Problem to solve:
Tally the lines below that include "JSON" and give only the total.

-- Data extract follows --

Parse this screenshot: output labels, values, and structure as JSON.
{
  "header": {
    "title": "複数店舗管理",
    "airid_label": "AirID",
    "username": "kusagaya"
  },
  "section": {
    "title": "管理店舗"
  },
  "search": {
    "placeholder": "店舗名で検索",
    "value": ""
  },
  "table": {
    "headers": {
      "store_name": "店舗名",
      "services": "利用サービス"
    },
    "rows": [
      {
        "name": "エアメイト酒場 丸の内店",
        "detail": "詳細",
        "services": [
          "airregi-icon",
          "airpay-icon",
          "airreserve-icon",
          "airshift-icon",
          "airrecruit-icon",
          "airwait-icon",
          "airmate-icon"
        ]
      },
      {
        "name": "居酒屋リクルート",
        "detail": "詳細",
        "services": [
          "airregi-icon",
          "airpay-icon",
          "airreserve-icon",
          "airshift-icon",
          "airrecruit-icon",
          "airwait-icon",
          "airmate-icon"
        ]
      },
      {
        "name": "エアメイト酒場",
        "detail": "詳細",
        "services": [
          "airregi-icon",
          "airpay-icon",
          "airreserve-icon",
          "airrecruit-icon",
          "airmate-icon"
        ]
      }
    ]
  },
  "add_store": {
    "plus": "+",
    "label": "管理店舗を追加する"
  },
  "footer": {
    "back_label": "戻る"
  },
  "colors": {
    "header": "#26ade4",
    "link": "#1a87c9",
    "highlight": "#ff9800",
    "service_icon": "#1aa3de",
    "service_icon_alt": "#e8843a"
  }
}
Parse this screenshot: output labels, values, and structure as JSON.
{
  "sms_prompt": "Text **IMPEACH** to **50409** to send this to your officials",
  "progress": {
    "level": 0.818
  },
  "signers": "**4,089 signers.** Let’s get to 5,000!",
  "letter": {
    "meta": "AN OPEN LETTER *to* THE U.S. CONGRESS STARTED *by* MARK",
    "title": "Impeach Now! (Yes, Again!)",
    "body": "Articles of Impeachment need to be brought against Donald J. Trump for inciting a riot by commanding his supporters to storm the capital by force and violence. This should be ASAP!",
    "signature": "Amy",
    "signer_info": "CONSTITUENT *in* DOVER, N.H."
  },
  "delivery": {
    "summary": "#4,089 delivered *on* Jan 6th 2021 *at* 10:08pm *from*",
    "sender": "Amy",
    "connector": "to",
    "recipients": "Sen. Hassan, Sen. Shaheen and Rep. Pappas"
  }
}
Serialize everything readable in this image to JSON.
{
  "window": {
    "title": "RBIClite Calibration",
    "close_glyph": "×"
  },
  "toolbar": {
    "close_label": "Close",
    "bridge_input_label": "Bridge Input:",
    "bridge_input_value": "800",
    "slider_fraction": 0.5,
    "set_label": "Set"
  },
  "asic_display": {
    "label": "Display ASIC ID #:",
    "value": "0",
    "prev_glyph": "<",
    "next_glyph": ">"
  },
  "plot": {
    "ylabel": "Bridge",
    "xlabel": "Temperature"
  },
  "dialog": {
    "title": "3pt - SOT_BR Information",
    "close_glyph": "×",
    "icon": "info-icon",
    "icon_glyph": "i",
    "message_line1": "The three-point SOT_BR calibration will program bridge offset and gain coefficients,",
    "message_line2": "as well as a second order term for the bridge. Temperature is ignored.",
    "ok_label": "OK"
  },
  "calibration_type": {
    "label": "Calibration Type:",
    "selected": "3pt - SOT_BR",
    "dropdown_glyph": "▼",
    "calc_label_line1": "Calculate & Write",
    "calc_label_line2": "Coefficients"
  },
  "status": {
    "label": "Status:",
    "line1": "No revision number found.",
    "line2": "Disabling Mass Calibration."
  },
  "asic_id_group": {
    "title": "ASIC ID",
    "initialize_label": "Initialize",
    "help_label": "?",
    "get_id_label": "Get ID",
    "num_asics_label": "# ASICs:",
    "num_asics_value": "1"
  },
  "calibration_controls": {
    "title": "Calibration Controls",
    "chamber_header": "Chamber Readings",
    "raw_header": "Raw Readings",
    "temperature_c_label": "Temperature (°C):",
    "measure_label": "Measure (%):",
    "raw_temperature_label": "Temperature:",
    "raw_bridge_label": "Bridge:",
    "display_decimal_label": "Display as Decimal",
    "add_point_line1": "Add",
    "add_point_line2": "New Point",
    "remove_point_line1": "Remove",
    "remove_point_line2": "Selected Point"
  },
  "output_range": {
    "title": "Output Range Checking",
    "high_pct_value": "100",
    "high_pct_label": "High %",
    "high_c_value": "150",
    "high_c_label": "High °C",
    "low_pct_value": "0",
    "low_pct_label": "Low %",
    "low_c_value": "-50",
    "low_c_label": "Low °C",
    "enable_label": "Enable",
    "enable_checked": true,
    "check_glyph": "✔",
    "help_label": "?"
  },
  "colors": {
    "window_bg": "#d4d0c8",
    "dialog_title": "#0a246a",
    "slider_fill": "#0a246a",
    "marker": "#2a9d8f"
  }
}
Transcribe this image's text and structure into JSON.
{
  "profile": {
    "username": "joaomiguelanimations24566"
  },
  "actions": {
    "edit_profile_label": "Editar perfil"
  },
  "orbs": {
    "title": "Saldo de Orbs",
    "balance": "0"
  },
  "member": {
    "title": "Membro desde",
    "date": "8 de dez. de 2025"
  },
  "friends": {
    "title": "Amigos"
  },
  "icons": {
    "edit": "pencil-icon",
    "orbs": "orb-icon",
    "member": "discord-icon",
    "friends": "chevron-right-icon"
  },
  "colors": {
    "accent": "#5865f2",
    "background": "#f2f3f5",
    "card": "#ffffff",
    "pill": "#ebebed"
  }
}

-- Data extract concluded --

Response below:
4